Friday, September 16, 2016

Proposed Treasury Regulations Would Significantly Limit Valuation Discounts for Transfers of Interests in Family Controlled Entities

In early August, the IRS released proposed regulations regarding §2704 of the Internal Revenue Code.  Section 2704 was enacted in 1990 in an attempt by Congress to limit valuation discounts on intra-family transfers of family controlled corporations and partnerships for gift and estate tax purposes. 

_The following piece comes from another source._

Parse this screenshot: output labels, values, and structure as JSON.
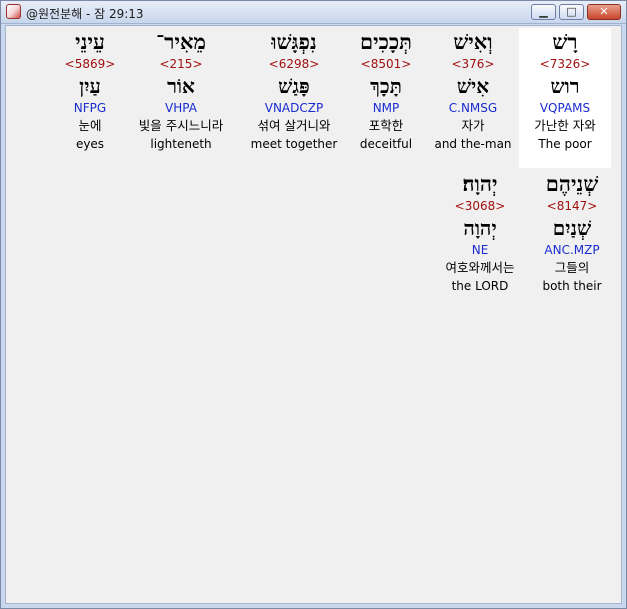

Section 2704(a) treats the lapse of voting or liquidation rights in family controlled corporations or partnerships as a transfer by gift or as a transfer included in the transferor’s gross estate.  Section 2704(b) generally provides that “applicable restrictions” are disregarded in valuing intra-family transferred interests.  Applicable restrictions are those that (i) limit the ability of the entity to liquidate and (ii) lapse or can be removed by members of the family. 
However, based on a combination of favorable tax court rulings and changes in state law since 1990, estate planners have sought significant tax savings for their clients ranging from 30-50 percent of the value of the pre-transfer interest despite the restrictions imposed by §2704. 
Summary and Impact of Proposed Regulations
The proposed regulations would impose a three year look-back rule; if the transferor dies within three years of making a transfer, the value of the lapsed voting or liquidation right would be included in the transferor’s gross estate.  The three year look-back rule would significantly eliminate “deathbed transfers” designed to achieve valuation discounts. 
In addition to the three year look-back rule, to close what the IRS perceived as loopholes in the current §2704 regulations, the proposed regulations add the concept of “disregarded restrictions” and have also added LLCs to the types of entities covered by the regulations.  Interestingly, rather than defining specific types of restrictions, disregarded restrictions are defined by their effect.  Subject to certain limited exceptions, the proposed regulations would disregard most restrictions unless the interest holder has the ability to put its interest to the entity on six months’ notice for at least its pro rata share of the net value of the entity in cash or property. 
In sum, if the proposed regulations are enacted in their current form, they would significantly restrict transferors’ abilities to achieve lack of control and lack of marketability discounts in connection with transfers of interests in family controlled entities. 
Planning Considerations
There is significant uncertainty with respect to both the validity and interpretation of the proposed regulations.  Despite the uncertainty, clients contemplating transferring non-controlling interests in family controlled entities should consider completing such transfers prior to the date the regulations become effective (generally, the date when the regulations become final).
If the regulations are finalized, individuals may continue to achieve tax savings by transferring appreciating assets out of their estate. However, they will no longer be able to leverage the tax savings by taking many traditional discounts on the value of the transferred asset.
Effective Dates
The regulations generally will become effective on the date they become final, which could be before the current presidential administration ends.